Microsoft made news in announcing plans to reopen its offices and enter the hybrid-work era. Goldman Sachs is bringing employees back to its offices in June. Google says that in the post-pandemic world, it expects most of its staff to spend about three days per week in the office.
Whether, when and how to bring which associates back into the office – and the implications of having a hybrid workforce – raise a whole lot of questions. We’re having a conversation about all of that right now. The leadership team at your organization is probably talking about it, too.
Here are some things to consider as you decide what’s right for your people and your business.
Examine Your Longer-Term Strategic Objectives And Financial Goals
Some business leaders are taking a hard line on returning to the office. They believe that when the company makes the request, coming back to the office is just part of the job. Other people think it’s fine for associates to continue working from homes if that’s what they prefer to do.
How will you as a company leader handle it? Do you force it? Should associates be able to decide whether and when they return? How do you address worker well-being? Will people feel safe? The bigger debate is why people have to go back to the office at all, other than the fact that businesses have office space and leaders want to see it filled so they feel good as the management.
What is your corporate stance? In making that decision, consider how you’ll manage the new environment and how it fits with your longer-term strategic objectives and your financial plan. There are some things that are just easier to do in person. But you also should analyze whether it’s really necessary to have people in the office for specific functions. Would those functions, processes or teams operate at less than their peak if people were not in the office? And if they were operating below peak, would it derail you from reaching your company objectives? If the answer is that it doesn’t derail you, then maybe they’re in the remote category.

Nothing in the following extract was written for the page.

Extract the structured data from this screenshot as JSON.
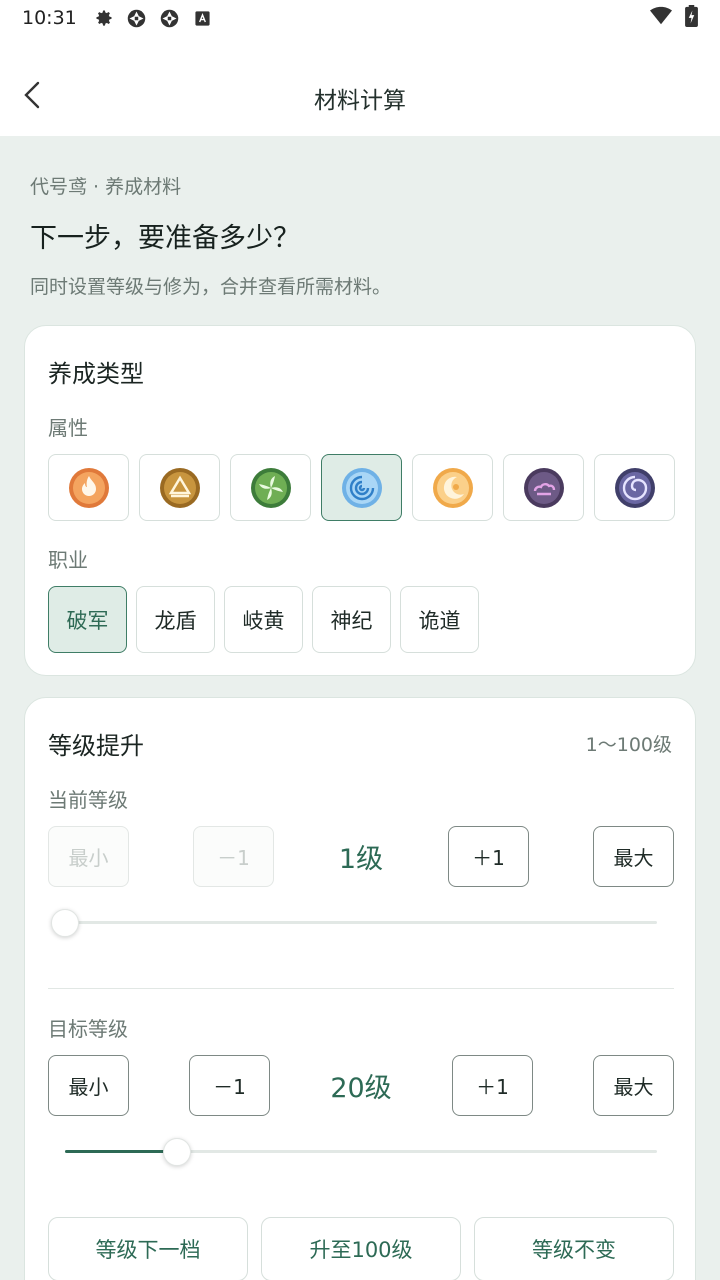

This may seem counterintuitive. But when you evaluate what you need to achieve your goals, be sure to figure employee experience into the equation. If you don’t address the employee experience, you may not have the team you need to realize your key objectives. As McKinsey notes, “Companies know that a better employee experience means a better bottom line.”
Assess The Tools, Technologies, Policies And Protocols You’ll Need
In this new work world, you need to analyze and act to design the optimal workspace.
For example, business leaders now have to figure out how to support different in-office schedules. I’ve asked my team to go out and find hoteling software. That way, Unisys associates will be able to reserve a spot in the Dallas office. And the company will have the ability to monitor and control the number of reservations to enable social distancing as needed.
You can’t leave all that up to the office manager. If 20 people show up in downtown Dallas one day, I don’t want to put the office manager in the position of deciding who can and cannot come in. I want to avoid turning away employees who have just driven 45 minutes to the office only to be told that they can’t work there today. That would just create friction and frustration.
Align IT Investments With Your Company Culture
People are experiencing meeting fatigue. It seems like everybody thinks that because you’re at home, you must be free. So our calendars are filling up faster than ever before.
Yet despite all the work people are doing, many companies are using or looking at employee monitoring software and asking people to leave on their cameras. I refuse to do that. If you do that, you’re essentially telling associates that you don’t trust them, don’t believe they are good people and are concerned they will steal from the company. That creates the wrong culture.
Employee monitoring is becoming an ethical issue. My view is that there are other, better ways to measure productivity and how things are working than resorting to employee monitoring.
Examine Your Data To Understand Efficacy
We’ve all had about a year and a half of operating our companies in the new world brought on by the pandemic. There’s plenty of data to examine regarding what did and didn’t work.
Take the time and effort to mine that data. Work to understand where the efficacy lies.
I think that most companies need a new operating model. It’s a new world, and Covid-19 won’t be the last pandemic. That means you have got to be prepared for a touchless business model.
There are people who want to operate in person, but many people may not. Now you’ve got to do both. Does your operating model change? You bet it does. Will you have to address working policies around personal time? Yes. All that stuff now needs to become pandemic-friendly.
The bottom line is that in this new era, one size doesn’t fit all. Figure out what works for you.
Unisys has a set of design principles on which the Unisys senior leadership team has agreed, and we shared it with our outside consultants. These design principles lead us to the company culture and outcomes we want. If we design anything that violates even one of these design principles, we throw it out. We rethink it. It can’t exist because it goes against our principles.
Avoid looking around and basing your model on what somebody else is doing. If you take that approach, you are ignoring your culture. Do what’s right for your people, clients and future.
This blog was originally published on Forbes.com. Link.